TASK PROMPT:
Please retype the entries that follow exactly as they are, leaving the images behind.

(Dataset items)
- Opening Delimiter -

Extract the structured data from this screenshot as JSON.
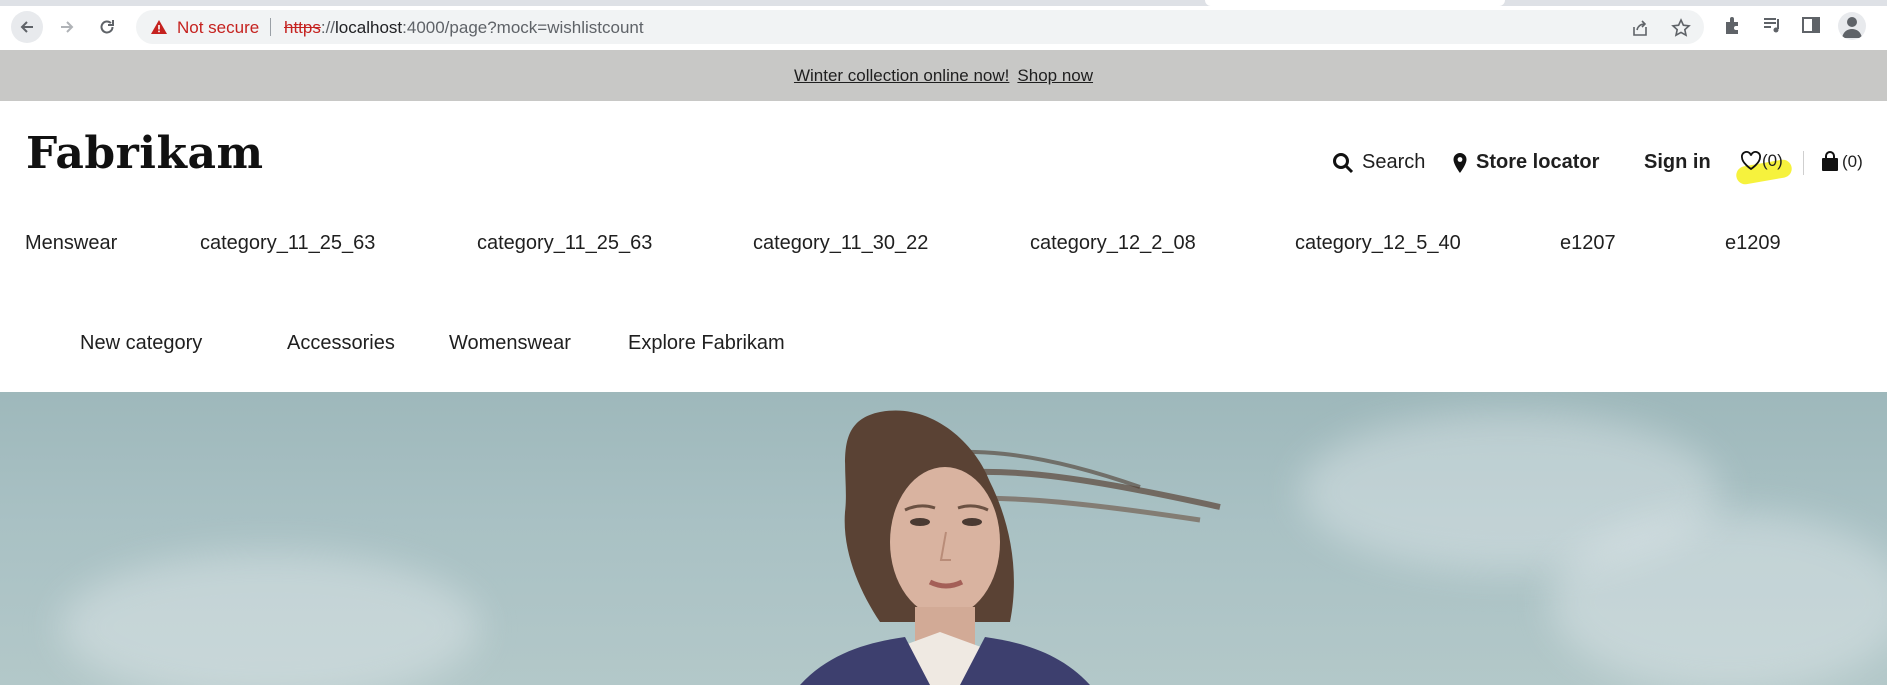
{
  "browser": {
    "security_label": "Not secure",
    "url_scheme": "https",
    "url_sep": "://",
    "url_host": "localhost",
    "url_rest": ":4000/page?mock=wishlistcount",
    "icons": [
      "back-icon",
      "forward-icon",
      "reload-icon",
      "warning-icon",
      "share-icon",
      "star-icon",
      "extensions-icon",
      "media-icon",
      "side-panel-icon",
      "profile-icon"
    ]
  },
  "promo": {
    "text": "Winter collection online now!",
    "link": "Shop now"
  },
  "header": {
    "logo": "Fabrikam",
    "search_label": "Search",
    "store_label": "Store locator",
    "signin_label": "Sign in",
    "wishlist_count": "(0)",
    "bag_count": "(0)",
    "highlight_color": "#f5f128"
  },
  "nav": {
    "row1": [
      "Menswear",
      "category_11_25_63",
      "category_11_25_63",
      "category_11_30_22",
      "category_12_2_08",
      "category_12_5_40",
      "e1207",
      "e1209"
    ],
    "row2": [
      "New category",
      "Accessories",
      "Womenswear",
      "Explore Fabrikam"
    ]
  },
  "hero": {
    "image": "woman-windswept-hair-photo",
    "sky_color": "#a9c1c4"
  }
}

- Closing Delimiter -

TASK OUTPUT:
Extract the structured data from this screenshot as JSON.
{
  "browser": {
    "security_label": "Not secure",
    "url_scheme": "https",
    "url_sep": "://",
    "url_host": "localhost",
    "url_rest": ":4000/page?mock=wishlistcount",
    "icons": [
      "back-icon",
      "forward-icon",
      "reload-icon",
      "warning-icon",
      "share-icon",
      "star-icon",
      "extensions-icon",
      "media-icon",
      "side-panel-icon",
      "profile-icon"
    ]
  },
  "promo": {
    "text": "Winter collection online now!",
    "link": "Shop now"
  },
  "header": {
    "logo": "Fabrikam",
    "search_label": "Search",
    "store_label": "Store locator",
    "signin_label": "Sign in",
    "wishlist_count": "(0)",
    "bag_count": "(0)",
    "highlight_color": "#f5f128"
  },
  "nav": {
    "row1": [
      "Menswear",
      "category_11_25_63",
      "category_11_25_63",
      "category_11_30_22",
      "category_12_2_08",
      "category_12_5_40",
      "e1207",
      "e1209"
    ],
    "row2": [
      "New category",
      "Accessories",
      "Womenswear",
      "Explore Fabrikam"
    ]
  },
  "hero": {
    "image": "woman-windswept-hair-photo",
    "sky_color": "#a9c1c4"
  }
}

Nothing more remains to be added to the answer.